▸ **TASK TO CARRY OUT**:
Examine each line of the data, and copy the ones containing "text".

(Records contained in a dataset)
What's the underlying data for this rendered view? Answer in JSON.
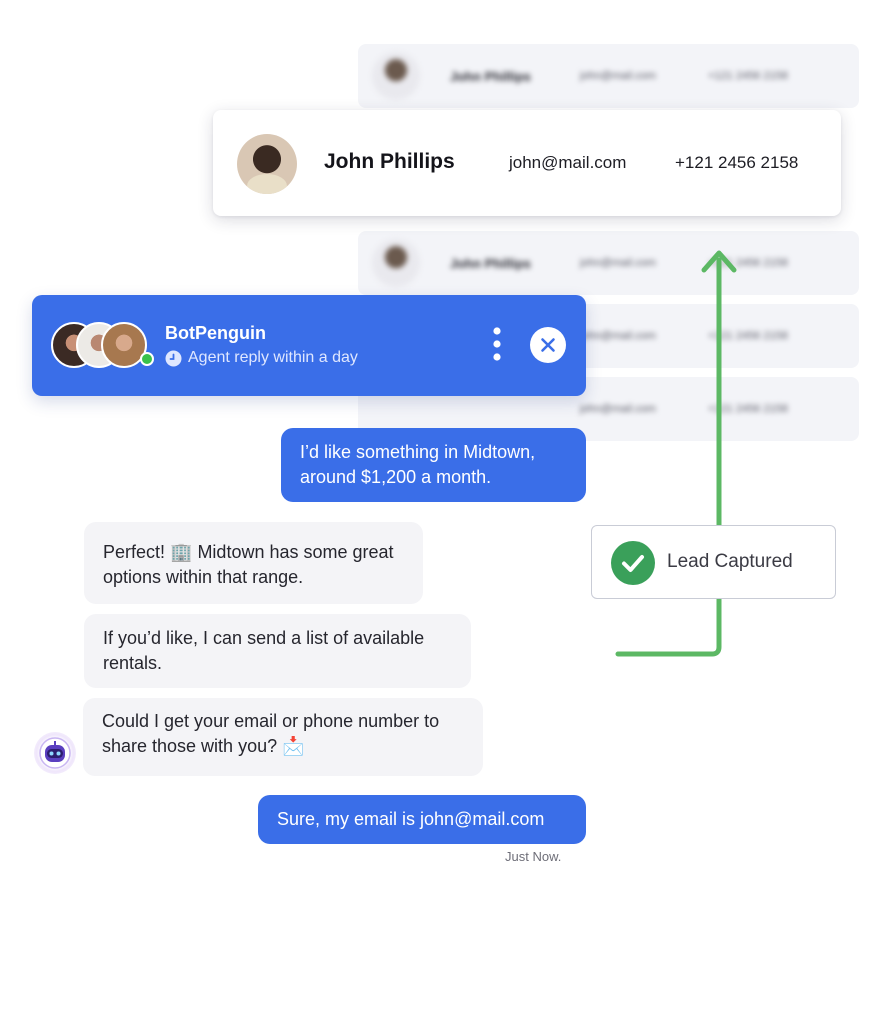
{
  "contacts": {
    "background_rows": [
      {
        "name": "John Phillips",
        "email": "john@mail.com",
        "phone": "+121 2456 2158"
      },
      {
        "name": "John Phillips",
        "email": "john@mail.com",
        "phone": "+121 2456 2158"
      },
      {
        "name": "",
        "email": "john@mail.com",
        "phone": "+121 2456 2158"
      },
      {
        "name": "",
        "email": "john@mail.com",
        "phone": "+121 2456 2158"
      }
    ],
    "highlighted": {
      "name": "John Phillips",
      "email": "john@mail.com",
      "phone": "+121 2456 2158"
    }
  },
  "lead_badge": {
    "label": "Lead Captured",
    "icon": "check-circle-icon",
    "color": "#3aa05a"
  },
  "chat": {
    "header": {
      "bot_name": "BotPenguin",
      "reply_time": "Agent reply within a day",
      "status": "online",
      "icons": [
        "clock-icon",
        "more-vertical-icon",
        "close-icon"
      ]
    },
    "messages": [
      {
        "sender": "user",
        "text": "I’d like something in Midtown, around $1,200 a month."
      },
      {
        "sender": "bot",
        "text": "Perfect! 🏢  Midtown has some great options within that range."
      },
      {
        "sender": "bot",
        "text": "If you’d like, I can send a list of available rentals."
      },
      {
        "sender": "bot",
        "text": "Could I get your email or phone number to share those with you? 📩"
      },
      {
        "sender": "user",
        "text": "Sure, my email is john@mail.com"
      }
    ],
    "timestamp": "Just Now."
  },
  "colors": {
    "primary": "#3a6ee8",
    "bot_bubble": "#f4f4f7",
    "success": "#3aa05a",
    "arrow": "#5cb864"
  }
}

▸ **RESPONSE**:
        "text": "I’d like something in Midtown, around $1,200 a month."
        "text": "Perfect! 🏢  Midtown has some great options within that range."
        "text": "If you’d like, I can send a list of available rentals."
        "text": "Could I get your email or phone number to share those with you? 📩"
        "text": "Sure, my email is john@mail.com"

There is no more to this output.